>> What part of society would you say is being impacted by the drug war?
>> Everybody. There are still people in Mexico believing that the kids were killed because they were in drug trafficking. Not really. Violence in Mexico is affecting everybody. It's happening in places like Ohio. The epidemic affects everybody. It is very sad. It is part -- about time to do something. The word drugs has not been effective. Especially not in the last decade. This is why Tamara we have the program at the University.
>> The name of it is rethinking the war on drugs. That is pretty descriptive. What are you trying to get out with this conference?
>> We believe cooperation is not the most efficient. We created an initiative which was very important with national cooperation. It is not helping Mexico. It did well for the first few years. Now we have to rethink that agreement. That is why Tamara we will be meeting. About 20 experts from Mexico and the US will rethink this.
>> Why do you say they are not cooperating quick
>> It is not efficient. Most hair when coming here comes from Mexico. There is a lot of new culprits. I would say, it was not effective because we have not been able to solve the problem because there is violence in Mexico and drug addiction in the US. I would say, at the height of the initiative the US was transferring close to $500 million. Now, next year it will be about $80 million. They have diminished the amount of money transferred from the US to Mexico. It is not only that. There is a lack of confidence and the new rhetoric in Washington does not help this. Jeff sessions is going back to criminalize marijuana and drugs. I believe we are going backwards because we had had some advances. Now it is like going backwards.
>> Ewart saying under the Trump administration relationships have been strained.
>> Yes. Indeed. When Mexican officials heard all the time that there is the Mexican and here's are criminals, it is more difficult for us to cooperate. It seems to me we have to get rid of this nonsense. Mexico and the US must meet each other and this is what our conference is all about, to find out how to effectively cooperate.
>> You would say that would be the overall goal is to figure that out?
>> Yes. And explain the violence in Mexico. Violence is about, there is a lot of domestic violence. We will try to give an idea of how complicated this is in Mexico. We will try to talk about the crisis in the US and then finally how to better cooperate.

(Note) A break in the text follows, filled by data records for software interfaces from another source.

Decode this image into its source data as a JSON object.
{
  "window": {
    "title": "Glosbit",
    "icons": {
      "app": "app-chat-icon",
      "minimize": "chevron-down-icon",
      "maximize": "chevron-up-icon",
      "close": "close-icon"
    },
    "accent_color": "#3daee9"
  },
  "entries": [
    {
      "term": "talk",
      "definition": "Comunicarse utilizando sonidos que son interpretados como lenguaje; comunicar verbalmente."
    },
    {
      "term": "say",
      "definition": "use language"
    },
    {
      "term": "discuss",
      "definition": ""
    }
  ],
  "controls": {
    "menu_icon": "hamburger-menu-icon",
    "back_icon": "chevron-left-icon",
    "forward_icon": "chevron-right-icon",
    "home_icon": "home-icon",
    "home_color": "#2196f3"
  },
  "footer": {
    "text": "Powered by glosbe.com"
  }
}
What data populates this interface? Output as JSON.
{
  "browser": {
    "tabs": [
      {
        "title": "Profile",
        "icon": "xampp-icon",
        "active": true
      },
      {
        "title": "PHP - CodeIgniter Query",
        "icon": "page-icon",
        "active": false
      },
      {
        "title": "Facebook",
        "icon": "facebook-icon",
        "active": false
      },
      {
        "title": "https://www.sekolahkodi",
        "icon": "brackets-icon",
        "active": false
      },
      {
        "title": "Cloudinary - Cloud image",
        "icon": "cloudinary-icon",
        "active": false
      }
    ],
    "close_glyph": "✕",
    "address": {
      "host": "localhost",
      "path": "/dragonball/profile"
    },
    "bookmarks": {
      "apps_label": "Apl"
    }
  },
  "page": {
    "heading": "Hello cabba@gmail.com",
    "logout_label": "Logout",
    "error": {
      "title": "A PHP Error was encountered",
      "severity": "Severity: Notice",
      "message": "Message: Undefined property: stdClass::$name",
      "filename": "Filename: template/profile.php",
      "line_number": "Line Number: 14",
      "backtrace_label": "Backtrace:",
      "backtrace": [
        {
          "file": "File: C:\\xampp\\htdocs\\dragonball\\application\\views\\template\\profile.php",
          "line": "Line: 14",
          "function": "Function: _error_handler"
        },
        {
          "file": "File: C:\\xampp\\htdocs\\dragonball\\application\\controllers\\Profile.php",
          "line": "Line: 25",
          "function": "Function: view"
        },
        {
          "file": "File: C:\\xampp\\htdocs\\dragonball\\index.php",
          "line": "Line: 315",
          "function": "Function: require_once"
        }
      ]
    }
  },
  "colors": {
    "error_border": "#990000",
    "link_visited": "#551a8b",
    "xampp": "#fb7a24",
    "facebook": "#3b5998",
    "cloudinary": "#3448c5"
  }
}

>> We spoke with a co-offer of -- author of a report that we are being driven by new drug cartel. Can local officials decrease the number of homicides in Tijuana?

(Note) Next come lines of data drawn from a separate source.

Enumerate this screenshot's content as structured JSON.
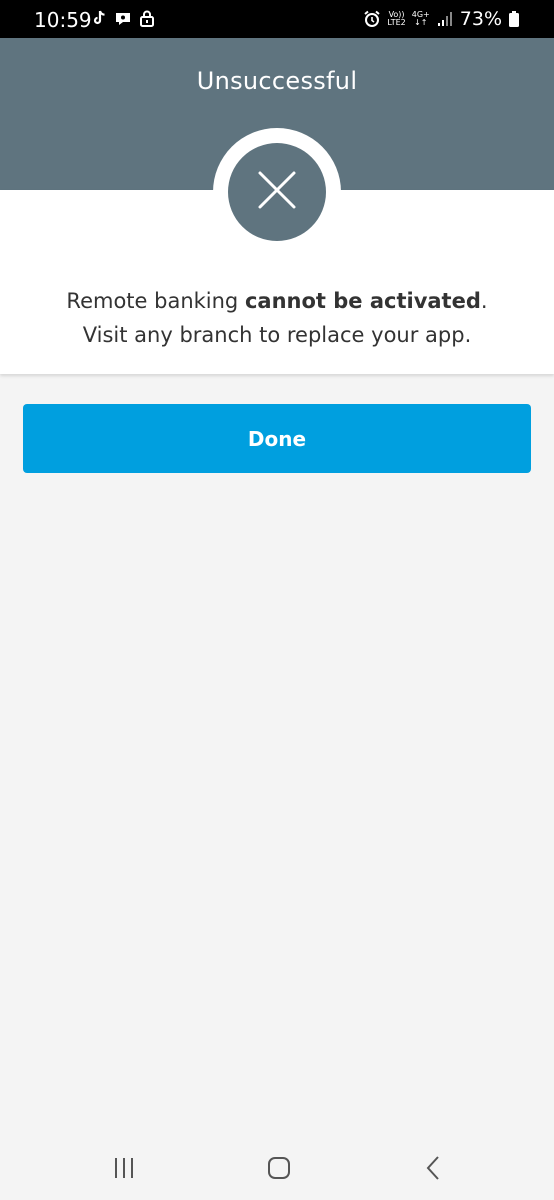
{
  "status_bar": {
    "time": "10:59",
    "network_top": "Vo))",
    "network_bottom": "LTE2",
    "signal_type": "4G+",
    "battery_percent": "73%",
    "icons_left": [
      "tiktok-icon",
      "chat-icon",
      "lock-icon"
    ],
    "icons_right": [
      "alarm-icon",
      "signal-icon",
      "battery-icon"
    ]
  },
  "header": {
    "title": "Unsuccessful",
    "color": "#5f747f"
  },
  "result": {
    "icon": "close-icon",
    "message_prefix": "Remote banking ",
    "message_bold": "cannot be activated",
    "message_suffix": ".",
    "message_line2": "Visit any branch to replace your app."
  },
  "actions": {
    "done_label": "Done",
    "done_color": "#009fdf"
  },
  "nav": {
    "items": [
      "recent-apps-icon",
      "home-icon",
      "back-icon"
    ]
  }
}
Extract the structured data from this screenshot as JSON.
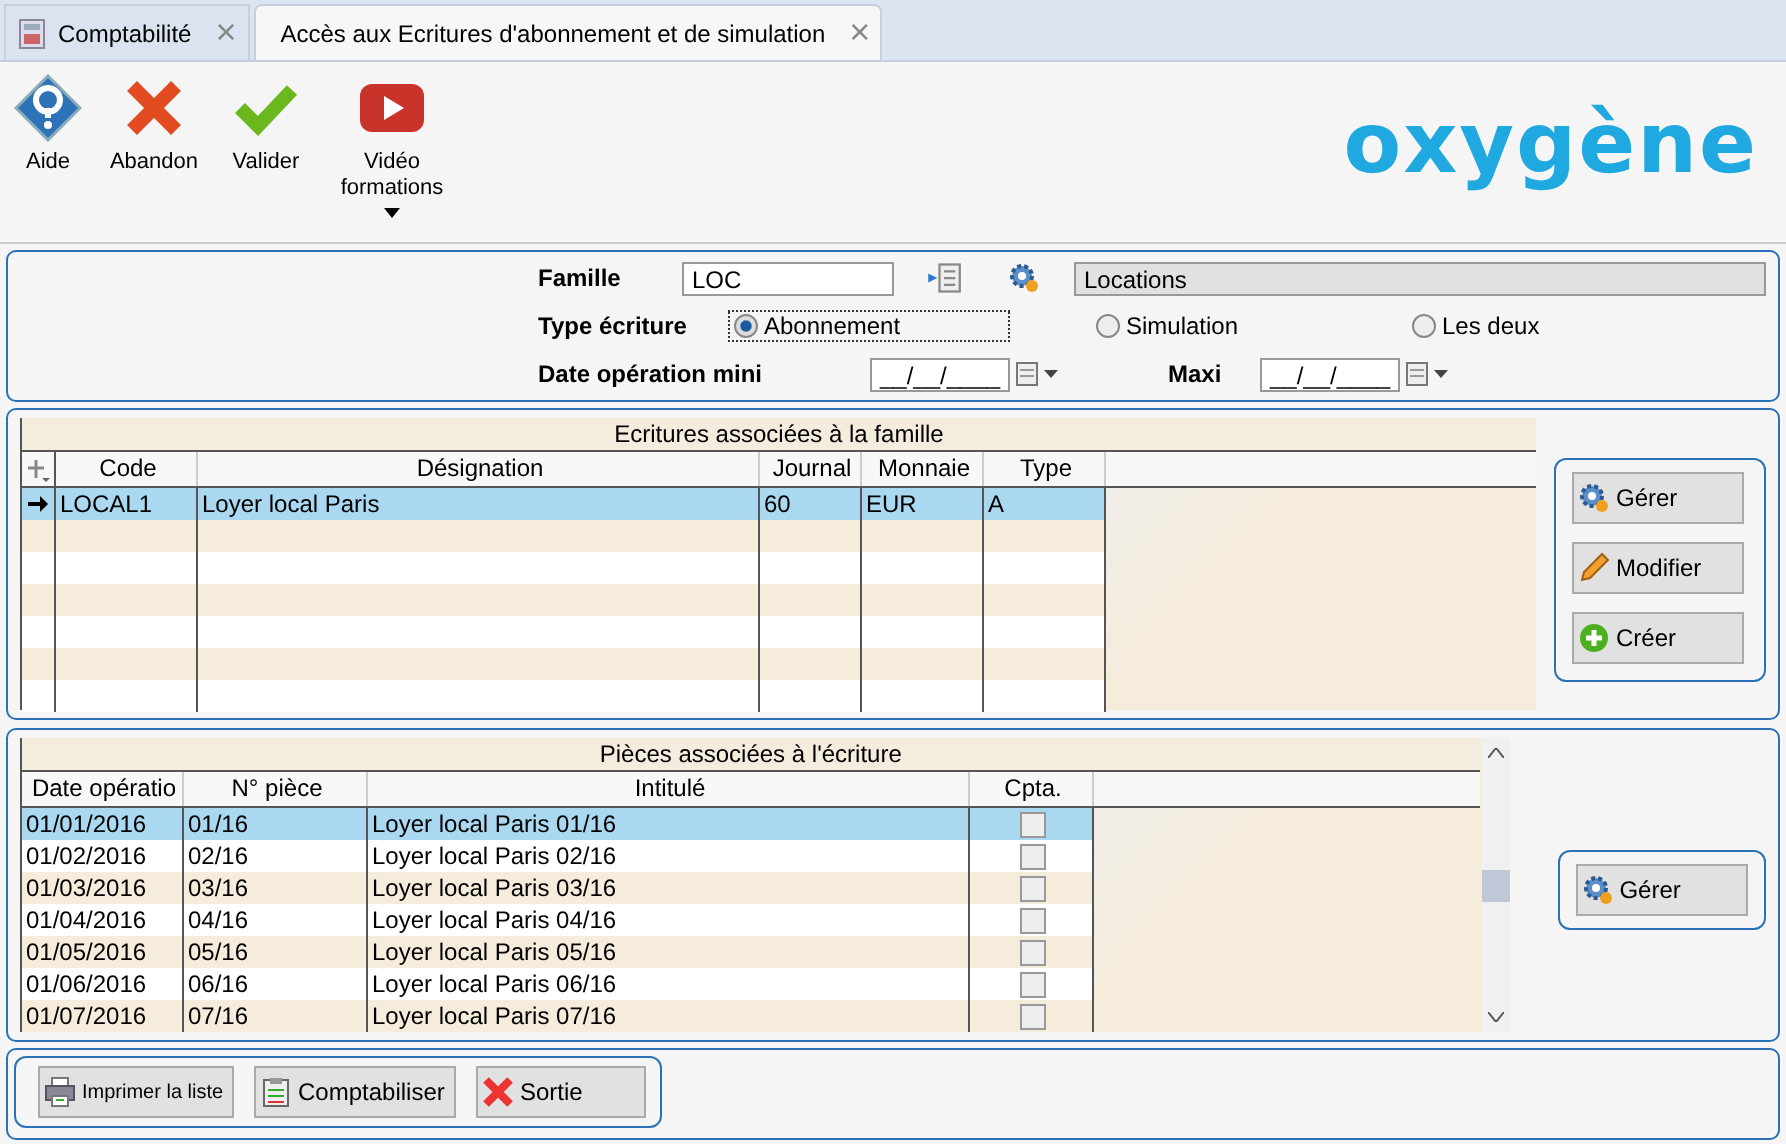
{
  "tabs": [
    {
      "label": "Comptabilité",
      "selected": false,
      "close": "×"
    },
    {
      "label": "Accès aux Ecritures d'abonnement et de simulation",
      "selected": true,
      "close": "×"
    }
  ],
  "toolbar": [
    {
      "kind": "help",
      "label": "Aide"
    },
    {
      "kind": "cancel",
      "label": "Abandon"
    },
    {
      "kind": "ok",
      "label": "Valider"
    },
    {
      "kind": "video",
      "label": "Vidéo formations",
      "dropdown": true
    }
  ],
  "logo": "oxygène",
  "filters": {
    "famille_label": "Famille",
    "famille_value": "LOC",
    "famille_name": "Locations",
    "type_label": "Type écriture",
    "types": [
      {
        "label": "Abonnement",
        "selected": true
      },
      {
        "label": "Simulation",
        "selected": false
      },
      {
        "label": "Les deux",
        "selected": false
      }
    ],
    "date_min_label": "Date opération mini",
    "date_min": "__/__/____",
    "date_max_label": "Maxi",
    "date_max": "__/__/____"
  },
  "ecritures": {
    "title": "Ecritures associées à la famille",
    "columns": [
      "Code",
      "Désignation",
      "Journal",
      "Monnaie",
      "Type"
    ],
    "rows": [
      {
        "selected": true,
        "cells": [
          "LOCAL1",
          "Loyer local Paris",
          "60",
          "EUR",
          "A"
        ]
      }
    ],
    "buttons": [
      {
        "kind": "gear",
        "label": "Gérer"
      },
      {
        "kind": "pencil",
        "label": "Modifier"
      },
      {
        "kind": "plus",
        "label": "Créer"
      }
    ]
  },
  "pieces": {
    "title": "Pièces associées à l'écriture",
    "columns": [
      "Date opératio",
      "N° pièce",
      "Intitulé",
      "Cpta."
    ],
    "rows": [
      {
        "selected": true,
        "cells": [
          "01/01/2016",
          "01/16",
          "Loyer local Paris 01/16"
        ],
        "checked": false
      },
      {
        "selected": false,
        "cells": [
          "01/02/2016",
          "02/16",
          "Loyer local Paris 02/16"
        ],
        "checked": false
      },
      {
        "selected": false,
        "cells": [
          "01/03/2016",
          "03/16",
          "Loyer local Paris 03/16"
        ],
        "checked": false
      },
      {
        "selected": false,
        "cells": [
          "01/04/2016",
          "04/16",
          "Loyer local Paris 04/16"
        ],
        "checked": false
      },
      {
        "selected": false,
        "cells": [
          "01/05/2016",
          "05/16",
          "Loyer local Paris 05/16"
        ],
        "checked": false
      },
      {
        "selected": false,
        "cells": [
          "01/06/2016",
          "06/16",
          "Loyer local Paris 06/16"
        ],
        "checked": false
      },
      {
        "selected": false,
        "cells": [
          "01/07/2016",
          "07/16",
          "Loyer local Paris 07/16"
        ],
        "checked": false
      }
    ],
    "buttons": [
      {
        "kind": "gear",
        "label": "Gérer"
      }
    ]
  },
  "footer": [
    {
      "kind": "print",
      "label": "Imprimer la liste"
    },
    {
      "kind": "ledger",
      "label": "Comptabiliser"
    },
    {
      "kind": "exit",
      "label": "Sortie"
    }
  ]
}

>> We were surprised by the level of violence in Tijuana. This is different than what we have experienced prior. Now, I would say it is not a revolution but there are a lot of homicides and perhaps in the poor districts of marijuana. We have to analyze how to better help Tijuana. We know that economic compromises there. They benefit from working next to each other. A lot of business people go to Tijuana every day and they were worried about the violence and if it could spill over into very good businesses across the border.
>> I will ask you a question, a lot of people who criticized the drug war say that we should simply stop trying to limit supply and focus only on demand in the United States. What is your view on that?

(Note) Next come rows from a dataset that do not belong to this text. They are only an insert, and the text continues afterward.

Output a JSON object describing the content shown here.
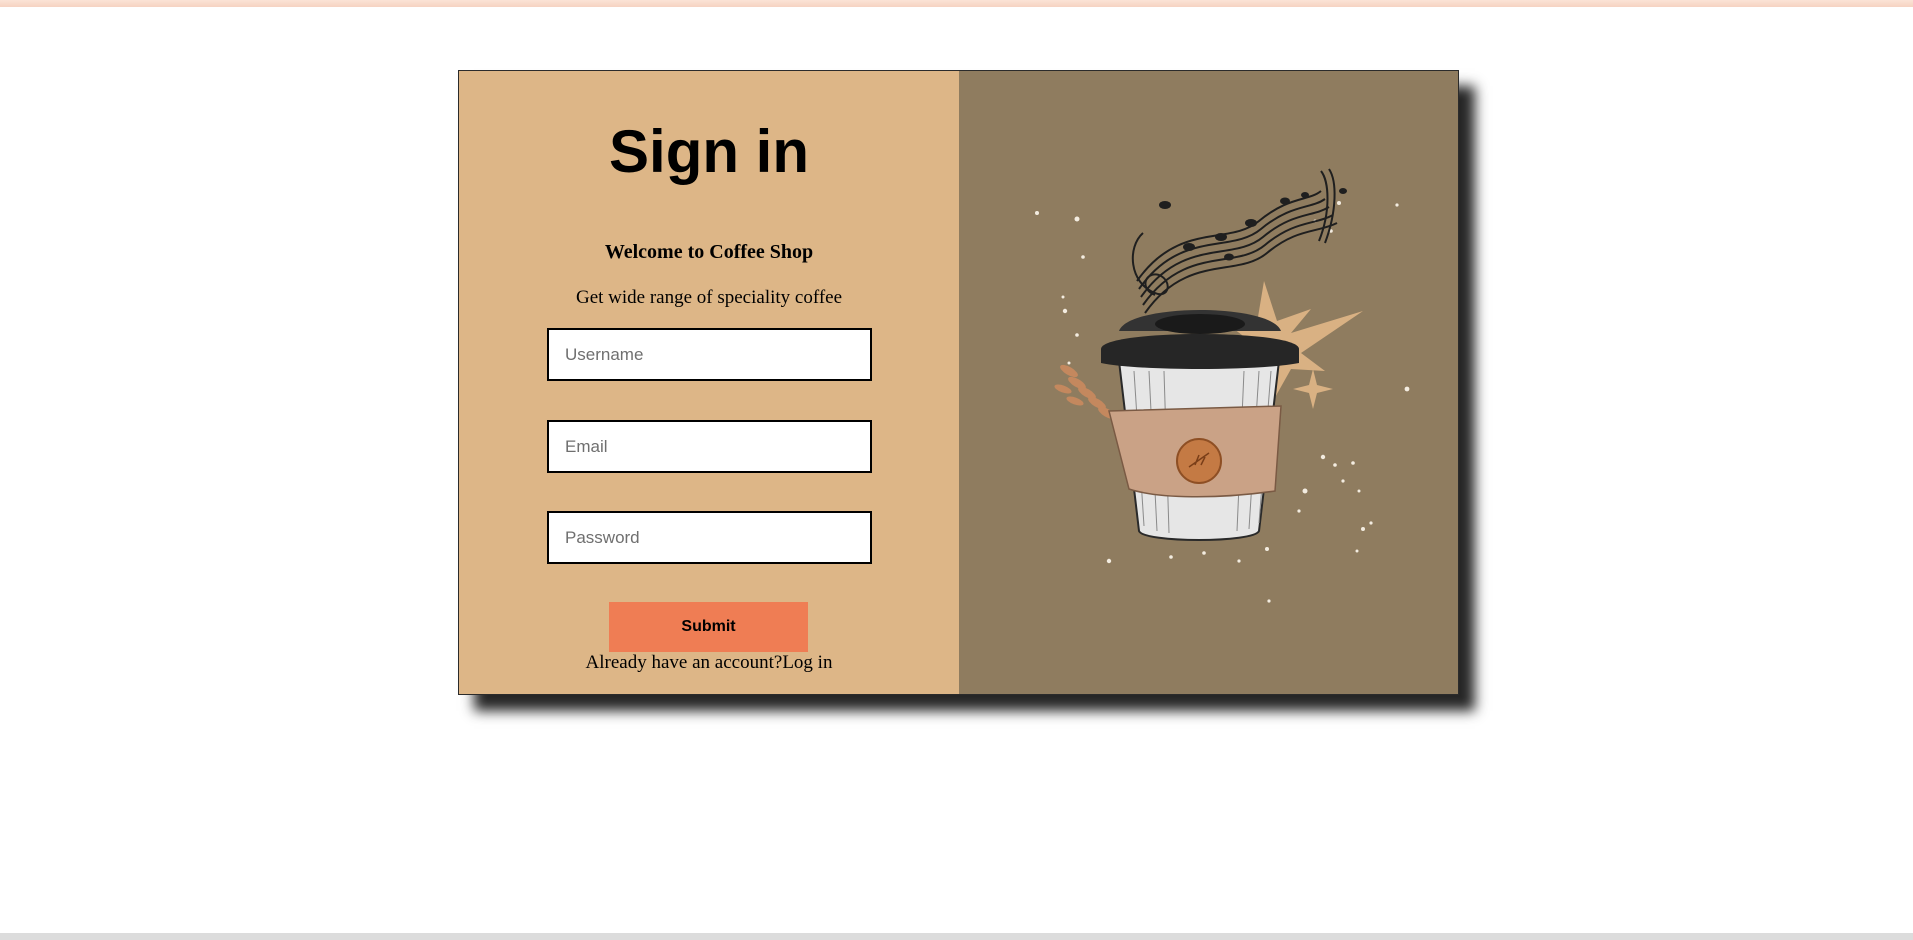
{
  "form": {
    "title": "Sign in",
    "welcome": "Welcome to Coffee Shop",
    "tagline": "Get wide range of speciality coffee",
    "username_placeholder": "Username",
    "email_placeholder": "Email",
    "password_placeholder": "Password",
    "submit_label": "Submit",
    "account_prompt": "Already have an account?",
    "login_link": "Log in"
  },
  "colors": {
    "left_panel": "#ddb687",
    "right_panel": "#8f7c5f",
    "submit_button": "#ef7d54"
  },
  "illustration": {
    "icon": "coffee-cup-with-music-notes-illustration"
  }
}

>> In the 1970s there was too much about supply. In the last few years we have made advances and tried to talk about the supply of drugs, also talk about how it was before. It is not only that. For Mexico, some of the things that get officials frustrated is the flow of arms coming into Mexico from the United States. It has not been doing anything to try to restrain all of this coming into Mexico from the selling of drugs here. It is about how to share responsibility on this.
>> Okay. The school of global policy and strategy will host a conference called rethinking the drill -- war on drugs. We have had the director of US Mexican studies.